TASK INSTRUCTIONS: The answer must consist of every line in the data below that holds the word "Андрей".

[Dataset rows for apps and sites]

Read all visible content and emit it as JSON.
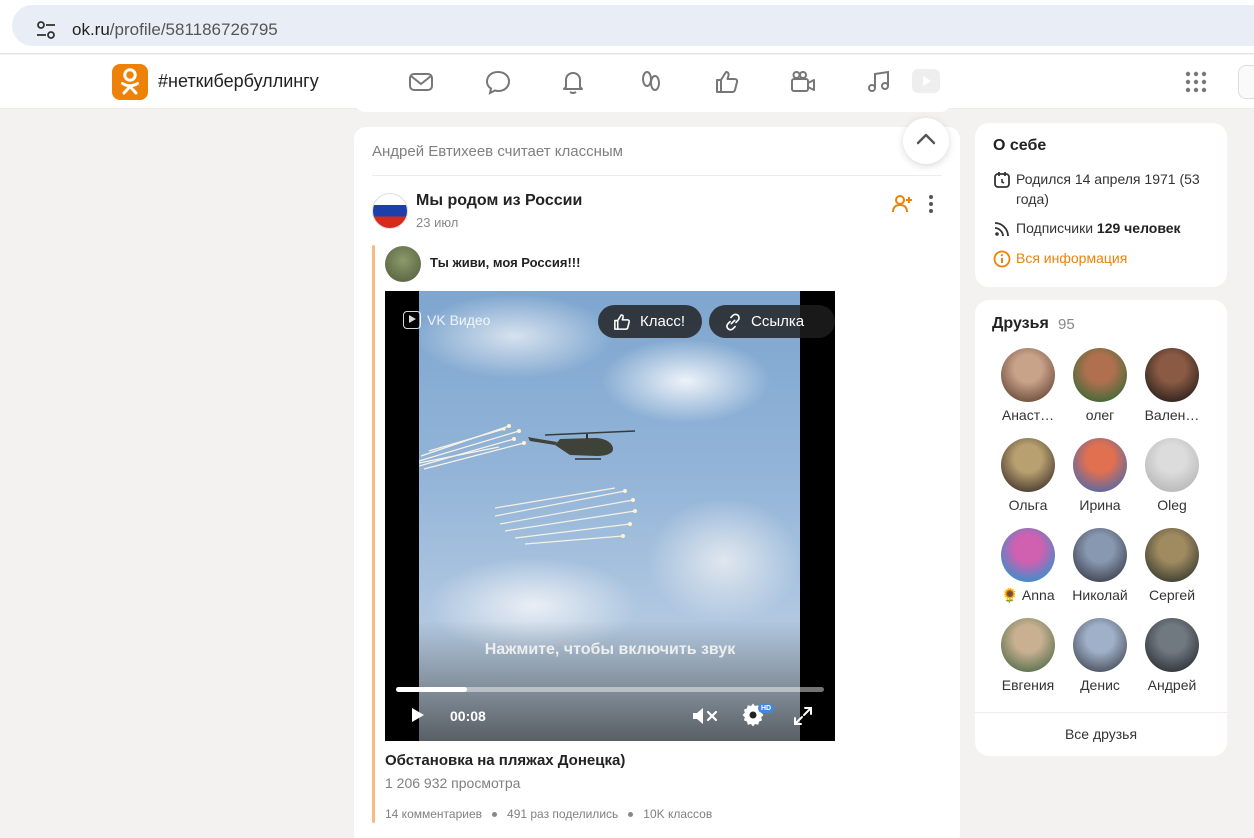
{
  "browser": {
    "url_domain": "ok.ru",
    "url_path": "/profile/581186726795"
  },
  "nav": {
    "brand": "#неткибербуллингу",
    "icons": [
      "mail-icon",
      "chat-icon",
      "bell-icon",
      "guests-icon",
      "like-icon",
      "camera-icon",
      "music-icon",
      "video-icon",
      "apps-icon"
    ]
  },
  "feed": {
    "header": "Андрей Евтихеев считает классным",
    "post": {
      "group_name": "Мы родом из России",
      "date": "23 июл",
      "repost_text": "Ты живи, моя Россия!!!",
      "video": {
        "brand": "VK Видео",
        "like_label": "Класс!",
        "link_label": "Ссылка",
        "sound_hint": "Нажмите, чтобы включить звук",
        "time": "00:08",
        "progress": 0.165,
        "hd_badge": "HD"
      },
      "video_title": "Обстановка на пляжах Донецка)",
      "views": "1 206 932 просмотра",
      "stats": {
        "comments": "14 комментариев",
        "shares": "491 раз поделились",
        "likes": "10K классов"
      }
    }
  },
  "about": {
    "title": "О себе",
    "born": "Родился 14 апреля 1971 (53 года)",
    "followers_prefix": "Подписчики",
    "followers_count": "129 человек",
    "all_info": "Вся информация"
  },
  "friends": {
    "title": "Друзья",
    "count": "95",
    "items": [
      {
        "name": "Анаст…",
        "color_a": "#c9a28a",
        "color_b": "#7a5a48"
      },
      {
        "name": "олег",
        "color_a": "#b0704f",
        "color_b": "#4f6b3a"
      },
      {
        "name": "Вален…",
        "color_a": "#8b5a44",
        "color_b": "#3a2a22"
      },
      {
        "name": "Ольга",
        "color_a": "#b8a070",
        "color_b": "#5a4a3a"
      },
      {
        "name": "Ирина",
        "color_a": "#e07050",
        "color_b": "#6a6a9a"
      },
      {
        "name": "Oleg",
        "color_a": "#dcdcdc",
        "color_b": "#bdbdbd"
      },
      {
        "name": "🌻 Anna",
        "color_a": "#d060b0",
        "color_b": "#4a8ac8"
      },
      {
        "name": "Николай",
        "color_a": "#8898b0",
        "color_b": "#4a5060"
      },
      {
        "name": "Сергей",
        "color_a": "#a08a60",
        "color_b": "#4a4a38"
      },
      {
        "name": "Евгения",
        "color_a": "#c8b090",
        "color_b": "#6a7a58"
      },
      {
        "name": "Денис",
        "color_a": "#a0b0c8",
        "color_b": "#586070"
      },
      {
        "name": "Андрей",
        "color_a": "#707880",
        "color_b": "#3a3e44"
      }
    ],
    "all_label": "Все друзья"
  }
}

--

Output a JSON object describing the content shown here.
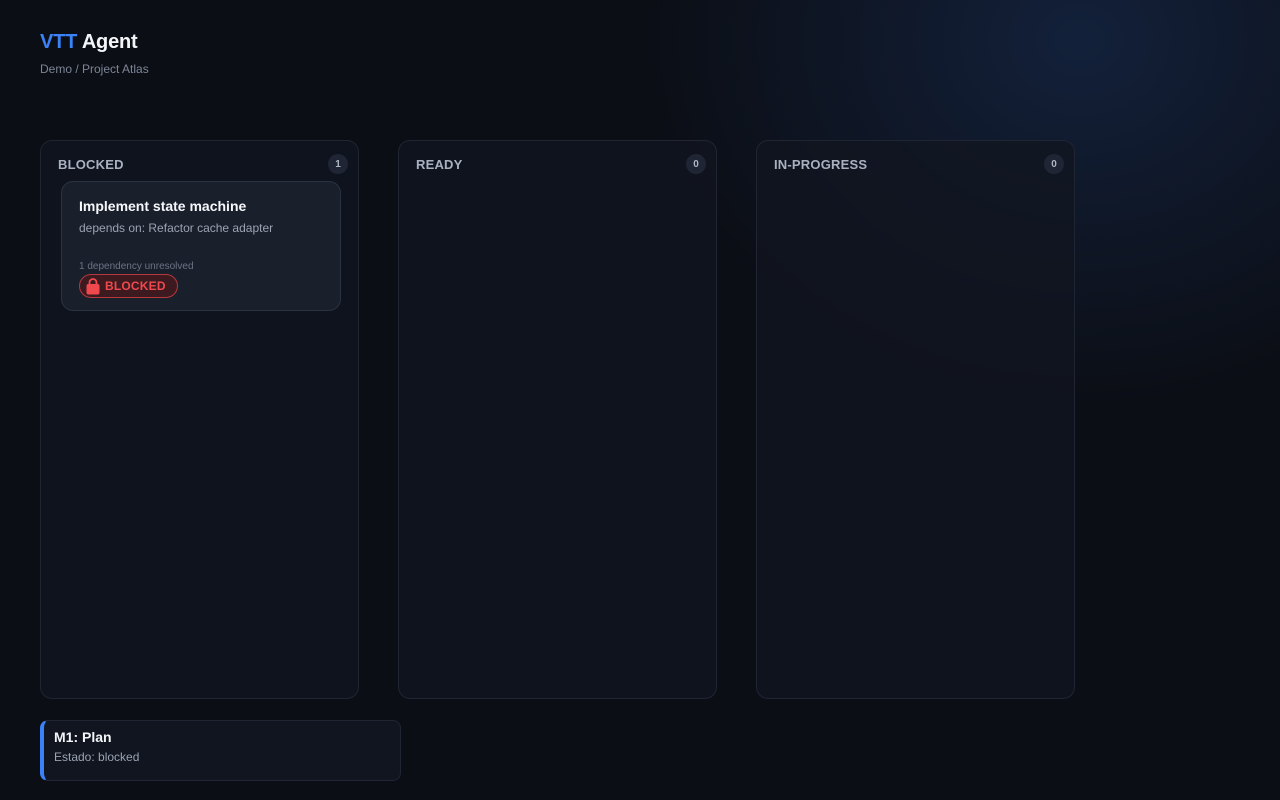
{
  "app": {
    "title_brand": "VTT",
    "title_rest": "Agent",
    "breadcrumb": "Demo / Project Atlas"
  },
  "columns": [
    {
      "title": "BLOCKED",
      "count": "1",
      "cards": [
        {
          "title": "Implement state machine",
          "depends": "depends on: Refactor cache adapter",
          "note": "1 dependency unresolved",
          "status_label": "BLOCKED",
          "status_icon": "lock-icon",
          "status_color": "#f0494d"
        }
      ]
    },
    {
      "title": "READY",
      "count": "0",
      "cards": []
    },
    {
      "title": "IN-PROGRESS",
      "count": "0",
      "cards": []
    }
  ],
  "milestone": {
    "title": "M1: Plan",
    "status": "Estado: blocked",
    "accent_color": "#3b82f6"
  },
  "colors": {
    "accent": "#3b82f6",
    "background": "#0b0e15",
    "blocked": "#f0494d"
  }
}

PROBLEM SOLUTION:
    "header": "Андрей Евтихеев считает классным",
        "name": "Андрей",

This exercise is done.